I also checked out The Search Agency’s webinar, Ghosts of SEO Past – Grant did a great job spelling out what’s out and what’s in for search engine marketing.

What’s Out?

Grant’s webinar had some great information on what’s on the way out:

1) Stuffing:
Keyword stuffing is where you stick keywords into your meta tags or the content itself for the sake of putting the keyword into your content.  Now, keywords have their place, however, stuffing a keyword that has a high volume of clicks,  (let’s say the word “sex” ) when you’re selling flat irons (unless they’re very sexy flat irons…) is not the best tactic.  Remember, your keywords need to be relevant to the content (“Sunbeam flat irons”)

2) Spinning:

Spinning is replacing 1 word in text (ie burlington real estate,colchester real estate) and keeping all the rest of the content identical.  Make sure all of your pages contain unique, relevant content.

3) Redundant Content Creation
Using a keyword URL Target with redundancy is a no-no:
home rentals http://www.client.com/home rentals.html
homes for rent http://www.client.com/homeforrent.html

4) Paid Linking – It’s the new ‘Just Say No.’ Just don’t do it.

5) Bad linking: If you do too much internal linking, if it looks spammy, and you’ve over-optimized your site, you get dinged in rankings.

So What DOES Work?

Google’s getting very savvy when it comes to social media.  In fact, I’m starting to see the term “engagement” bandied about quite a bit.  So let’s take a look at what will work:

1)  Relevancy

This has been Google’s mantra since the beginning.  Does your page title match your metadescription?  Does it match the content on the page?  Will I find what I’m looking for when I click on your page?

2)  Content

Content is king.  It’s not redundant, cheesy, or peppered with useless keywords.  It’s relevant, engaging, inspiring, useful, entertaining.

3)  Engagement

This is what’s new in the SEO “babble.” (although it’s as old as time and should be on top of the list:)  Engagement.  “BUY NOW” “WATCH” “LEARN MORE” are the buzz words.  Engaging your clients to take an action is core to selling online.  Google’s watching how you engage, not just with lead capture, but also with social media.  Are you asking for a call to action from Facebook to click on a page to learn more?  More importantly, are OTHERS asking for the engagement?  Is it viral?

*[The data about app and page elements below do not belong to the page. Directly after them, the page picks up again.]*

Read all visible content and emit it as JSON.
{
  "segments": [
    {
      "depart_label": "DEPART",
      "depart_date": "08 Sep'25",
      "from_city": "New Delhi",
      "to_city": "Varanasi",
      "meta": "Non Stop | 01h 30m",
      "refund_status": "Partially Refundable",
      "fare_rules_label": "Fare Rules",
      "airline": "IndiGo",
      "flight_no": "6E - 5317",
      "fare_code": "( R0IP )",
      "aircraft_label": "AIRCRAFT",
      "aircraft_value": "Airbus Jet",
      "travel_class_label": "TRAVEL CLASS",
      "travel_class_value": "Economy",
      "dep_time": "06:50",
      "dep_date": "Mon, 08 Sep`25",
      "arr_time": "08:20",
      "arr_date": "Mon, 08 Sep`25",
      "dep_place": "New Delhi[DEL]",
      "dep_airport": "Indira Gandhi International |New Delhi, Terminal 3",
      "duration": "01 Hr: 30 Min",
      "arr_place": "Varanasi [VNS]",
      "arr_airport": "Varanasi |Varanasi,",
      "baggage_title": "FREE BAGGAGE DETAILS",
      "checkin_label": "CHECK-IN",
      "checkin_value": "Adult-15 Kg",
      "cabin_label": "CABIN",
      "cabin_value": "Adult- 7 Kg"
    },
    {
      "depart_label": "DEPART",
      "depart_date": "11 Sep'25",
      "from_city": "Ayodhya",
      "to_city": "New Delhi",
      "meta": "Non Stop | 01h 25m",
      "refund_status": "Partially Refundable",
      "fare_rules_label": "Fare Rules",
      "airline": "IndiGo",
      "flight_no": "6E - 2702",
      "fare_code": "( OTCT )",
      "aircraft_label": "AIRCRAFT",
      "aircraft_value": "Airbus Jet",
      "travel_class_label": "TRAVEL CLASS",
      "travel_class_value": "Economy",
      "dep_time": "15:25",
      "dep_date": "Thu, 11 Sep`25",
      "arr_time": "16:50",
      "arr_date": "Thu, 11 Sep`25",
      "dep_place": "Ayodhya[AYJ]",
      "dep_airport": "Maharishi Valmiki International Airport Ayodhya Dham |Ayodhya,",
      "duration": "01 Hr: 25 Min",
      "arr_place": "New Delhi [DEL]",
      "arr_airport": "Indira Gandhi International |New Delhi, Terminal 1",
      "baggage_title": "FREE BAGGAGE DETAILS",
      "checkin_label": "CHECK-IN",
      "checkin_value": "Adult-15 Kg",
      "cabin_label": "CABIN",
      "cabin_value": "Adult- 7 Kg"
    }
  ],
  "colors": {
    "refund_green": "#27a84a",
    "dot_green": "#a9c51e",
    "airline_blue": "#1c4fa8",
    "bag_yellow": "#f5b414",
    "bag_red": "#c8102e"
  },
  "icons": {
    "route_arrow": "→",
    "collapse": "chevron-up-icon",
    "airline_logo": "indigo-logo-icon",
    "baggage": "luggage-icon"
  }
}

4)  Results

How can you know if it worked if you don’t even bother to measure the result?  Having Google Analytics on your website is paramount to knowing whether your clients are getting your message, if your website is helping you in reaching your goal.  Are you engaging clients or is your bounce rate off the charts?  If you can’t make heads or tails out of your Google Analytics, look me up and I’ll be happy to walk you through the reports you need to review to see how your website’s performing.

What to Do?

If you’ve given great content, if your page titles and meta descriptions clearly describe what I’ll find on your page, great!  Give yourself a biscuit.  If you’re having trouble with ranking, need to understand how to orchestrate your internet marketing better, I’m happy to help you out with a Got Clicks Tweak.